Due to its geographic location, Taiwan frequently experiences severe natural disasters earthquakes and typhoons that significantly interrupt business operations and subsequently cause extensive financial losses. Prior works on economic losses resulting from such natural disasters in Taiwan have not considered regional and sectoral spill-over effects. In this study, we reveal the value-added impacts resulting from four selected natural disasters: the 1999 Chichi earthquake, the 2016 Tainan earthquake, the 2009 typhoon Morakot, and the 2016 typhoon Megi. We conduct our assessment in the new TaiwanLab, a collaborative virtual laboratory that is capable of generating a time-series of sub-national multi-region input-output (MRIO) tables, capturing inter-regional transactions between 267 sectors across Taiwan’s 22 city-counties. Using the TaiwanLab, we are able to identify critical economic sectors in regions of high vulnerability to natural disasters.
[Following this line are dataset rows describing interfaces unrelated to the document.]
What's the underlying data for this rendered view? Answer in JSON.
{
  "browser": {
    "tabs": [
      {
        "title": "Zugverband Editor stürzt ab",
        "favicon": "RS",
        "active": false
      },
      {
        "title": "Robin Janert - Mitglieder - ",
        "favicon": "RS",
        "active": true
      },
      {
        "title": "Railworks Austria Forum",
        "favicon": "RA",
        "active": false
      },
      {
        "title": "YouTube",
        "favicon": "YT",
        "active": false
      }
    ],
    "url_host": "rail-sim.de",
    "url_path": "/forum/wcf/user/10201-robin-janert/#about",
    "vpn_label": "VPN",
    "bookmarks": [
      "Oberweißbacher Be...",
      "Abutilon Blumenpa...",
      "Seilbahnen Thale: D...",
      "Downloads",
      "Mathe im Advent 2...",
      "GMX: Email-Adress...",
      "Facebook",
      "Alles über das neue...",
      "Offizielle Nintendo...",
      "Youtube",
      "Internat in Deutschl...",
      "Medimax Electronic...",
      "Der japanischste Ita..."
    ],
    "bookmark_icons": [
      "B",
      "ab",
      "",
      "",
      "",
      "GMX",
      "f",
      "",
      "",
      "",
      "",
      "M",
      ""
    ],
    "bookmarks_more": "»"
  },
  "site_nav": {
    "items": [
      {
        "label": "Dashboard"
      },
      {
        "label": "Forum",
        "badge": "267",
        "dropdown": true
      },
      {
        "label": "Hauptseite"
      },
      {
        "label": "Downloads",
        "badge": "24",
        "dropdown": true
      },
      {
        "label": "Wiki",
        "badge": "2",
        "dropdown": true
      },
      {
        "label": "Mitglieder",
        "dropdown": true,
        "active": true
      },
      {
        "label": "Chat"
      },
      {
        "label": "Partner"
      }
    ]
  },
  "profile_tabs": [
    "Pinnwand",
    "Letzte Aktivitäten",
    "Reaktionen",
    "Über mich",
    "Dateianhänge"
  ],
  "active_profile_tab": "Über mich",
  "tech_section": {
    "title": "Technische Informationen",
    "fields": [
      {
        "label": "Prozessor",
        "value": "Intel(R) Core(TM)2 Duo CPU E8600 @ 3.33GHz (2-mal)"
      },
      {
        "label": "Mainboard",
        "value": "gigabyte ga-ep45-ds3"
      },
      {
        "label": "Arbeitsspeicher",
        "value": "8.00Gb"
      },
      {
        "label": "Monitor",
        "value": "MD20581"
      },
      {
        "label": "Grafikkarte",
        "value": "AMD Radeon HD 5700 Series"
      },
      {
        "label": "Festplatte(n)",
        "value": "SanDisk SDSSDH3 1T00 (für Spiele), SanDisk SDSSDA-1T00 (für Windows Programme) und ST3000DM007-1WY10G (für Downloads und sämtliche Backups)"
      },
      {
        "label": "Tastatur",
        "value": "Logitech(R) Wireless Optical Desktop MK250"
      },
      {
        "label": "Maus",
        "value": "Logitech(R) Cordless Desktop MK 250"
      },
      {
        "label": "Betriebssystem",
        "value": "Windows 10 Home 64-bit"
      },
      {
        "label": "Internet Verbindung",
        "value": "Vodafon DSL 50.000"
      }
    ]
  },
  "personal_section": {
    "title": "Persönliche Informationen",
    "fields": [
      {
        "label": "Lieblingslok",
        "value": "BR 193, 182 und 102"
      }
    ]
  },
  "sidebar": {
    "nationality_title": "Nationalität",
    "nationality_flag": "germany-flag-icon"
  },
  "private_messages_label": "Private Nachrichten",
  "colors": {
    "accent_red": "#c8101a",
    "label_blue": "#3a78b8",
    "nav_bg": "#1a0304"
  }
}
Our assessment provides a credible reference to decision-making in determining regional and sectoral prioritisation for damage prevention and economic recovery plans.
For more details contact ISA at the University of Sydney.